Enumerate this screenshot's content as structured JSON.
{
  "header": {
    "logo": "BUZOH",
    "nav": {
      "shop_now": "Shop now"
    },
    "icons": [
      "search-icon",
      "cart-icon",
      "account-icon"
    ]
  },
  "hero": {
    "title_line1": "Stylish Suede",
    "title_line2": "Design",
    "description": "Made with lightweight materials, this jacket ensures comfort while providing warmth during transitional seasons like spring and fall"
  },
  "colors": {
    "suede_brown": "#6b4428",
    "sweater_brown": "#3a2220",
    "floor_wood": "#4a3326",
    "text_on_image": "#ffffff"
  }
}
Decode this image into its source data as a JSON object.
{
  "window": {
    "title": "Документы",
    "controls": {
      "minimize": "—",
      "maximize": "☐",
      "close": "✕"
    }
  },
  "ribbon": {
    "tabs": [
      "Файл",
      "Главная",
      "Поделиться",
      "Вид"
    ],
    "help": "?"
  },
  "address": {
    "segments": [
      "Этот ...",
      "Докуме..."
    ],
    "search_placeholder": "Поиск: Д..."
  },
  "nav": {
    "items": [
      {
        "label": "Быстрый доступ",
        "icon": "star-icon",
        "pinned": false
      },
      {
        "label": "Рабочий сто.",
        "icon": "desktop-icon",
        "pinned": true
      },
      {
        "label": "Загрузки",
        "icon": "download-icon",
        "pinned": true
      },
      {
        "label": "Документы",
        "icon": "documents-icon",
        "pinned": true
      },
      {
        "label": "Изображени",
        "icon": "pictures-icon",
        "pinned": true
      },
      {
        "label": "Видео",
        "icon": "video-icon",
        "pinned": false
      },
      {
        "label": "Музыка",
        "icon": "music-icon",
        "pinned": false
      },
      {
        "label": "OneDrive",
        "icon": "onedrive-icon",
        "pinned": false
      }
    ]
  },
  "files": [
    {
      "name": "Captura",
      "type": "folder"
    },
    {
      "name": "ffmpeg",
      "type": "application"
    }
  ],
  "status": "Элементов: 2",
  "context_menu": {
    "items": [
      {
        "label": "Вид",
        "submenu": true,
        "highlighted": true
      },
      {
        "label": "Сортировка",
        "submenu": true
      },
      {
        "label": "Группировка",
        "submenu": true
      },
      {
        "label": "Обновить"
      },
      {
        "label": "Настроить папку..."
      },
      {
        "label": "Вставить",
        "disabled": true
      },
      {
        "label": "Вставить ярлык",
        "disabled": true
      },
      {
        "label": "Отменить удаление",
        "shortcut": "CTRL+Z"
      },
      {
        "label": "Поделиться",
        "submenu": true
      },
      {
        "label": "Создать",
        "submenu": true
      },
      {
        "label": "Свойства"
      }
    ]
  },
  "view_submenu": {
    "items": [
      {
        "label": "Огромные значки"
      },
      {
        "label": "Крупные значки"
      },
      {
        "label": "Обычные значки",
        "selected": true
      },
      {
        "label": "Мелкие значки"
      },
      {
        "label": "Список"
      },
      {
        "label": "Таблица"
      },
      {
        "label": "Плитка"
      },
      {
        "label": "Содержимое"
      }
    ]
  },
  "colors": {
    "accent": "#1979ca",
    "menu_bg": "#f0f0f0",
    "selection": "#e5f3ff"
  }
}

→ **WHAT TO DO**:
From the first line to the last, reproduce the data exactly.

→ **TASK OUTPUT**:
Enumerate this screenshot's content as structured JSON.
{
  "header": {
    "logo": "BUZOH",
    "nav": {
      "shop_now": "Shop now"
    },
    "icons": [
      "search-icon",
      "cart-icon",
      "account-icon"
    ]
  },
  "hero": {
    "title_line1": "Stylish Suede",
    "title_line2": "Design",
    "description": "Made with lightweight materials, this jacket ensures comfort while providing warmth during transitional seasons like spring and fall"
  },
  "colors": {
    "suede_brown": "#6b4428",
    "sweater_brown": "#3a2220",
    "floor_wood": "#4a3326",
    "text_on_image": "#ffffff"
  }
}
Decode this image into its source data as a JSON object.
{
  "window": {
    "title": "Документы",
    "controls": {
      "minimize": "—",
      "maximize": "☐",
      "close": "✕"
    }
  },
  "ribbon": {
    "tabs": [
      "Файл",
      "Главная",
      "Поделиться",
      "Вид"
    ],
    "help": "?"
  },
  "address": {
    "segments": [
      "Этот ...",
      "Докуме..."
    ],
    "search_placeholder": "Поиск: Д..."
  },
  "nav": {
    "items": [
      {
        "label": "Быстрый доступ",
        "icon": "star-icon",
        "pinned": false
      },
      {
        "label": "Рабочий сто.",
        "icon": "desktop-icon",
        "pinned": true
      },
      {
        "label": "Загрузки",
        "icon": "download-icon",
        "pinned": true
      },
      {
        "label": "Документы",
        "icon": "documents-icon",
        "pinned": true
      },
      {
        "label": "Изображени",
        "icon": "pictures-icon",
        "pinned": true
      },
      {
        "label": "Видео",
        "icon": "video-icon",
        "pinned": false
      },
      {
        "label": "Музыка",
        "icon": "music-icon",
        "pinned": false
      },
      {
        "label": "OneDrive",
        "icon": "onedrive-icon",
        "pinned": false
      }
    ]
  },
  "files": [
    {
      "name": "Captura",
      "type": "folder"
    },
    {
      "name": "ffmpeg",
      "type": "application"
    }
  ],
  "status": "Элементов: 2",
  "context_menu": {
    "items": [
      {
        "label": "Вид",
        "submenu": true,
        "highlighted": true
      },
      {
        "label": "Сортировка",
        "submenu": true
      },
      {
        "label": "Группировка",
        "submenu": true
      },
      {
        "label": "Обновить"
      },
      {
        "label": "Настроить папку..."
      },
      {
        "label": "Вставить",
        "disabled": true
      },
      {
        "label": "Вставить ярлык",
        "disabled": true
      },
      {
        "label": "Отменить удаление",
        "shortcut": "CTRL+Z"
      },
      {
        "label": "Поделиться",
        "submenu": true
      },
      {
        "label": "Создать",
        "submenu": true
      },
      {
        "label": "Свойства"
      }
    ]
  },
  "view_submenu": {
    "items": [
      {
        "label": "Огромные значки"
      },
      {
        "label": "Крупные значки"
      },
      {
        "label": "Обычные значки",
        "selected": true
      },
      {
        "label": "Мелкие значки"
      },
      {
        "label": "Список"
      },
      {
        "label": "Таблица"
      },
      {
        "label": "Плитка"
      },
      {
        "label": "Содержимое"
      }
    ]
  },
  "colors": {
    "accent": "#1979ca",
    "menu_bg": "#f0f0f0",
    "selection": "#e5f3ff"
  }
}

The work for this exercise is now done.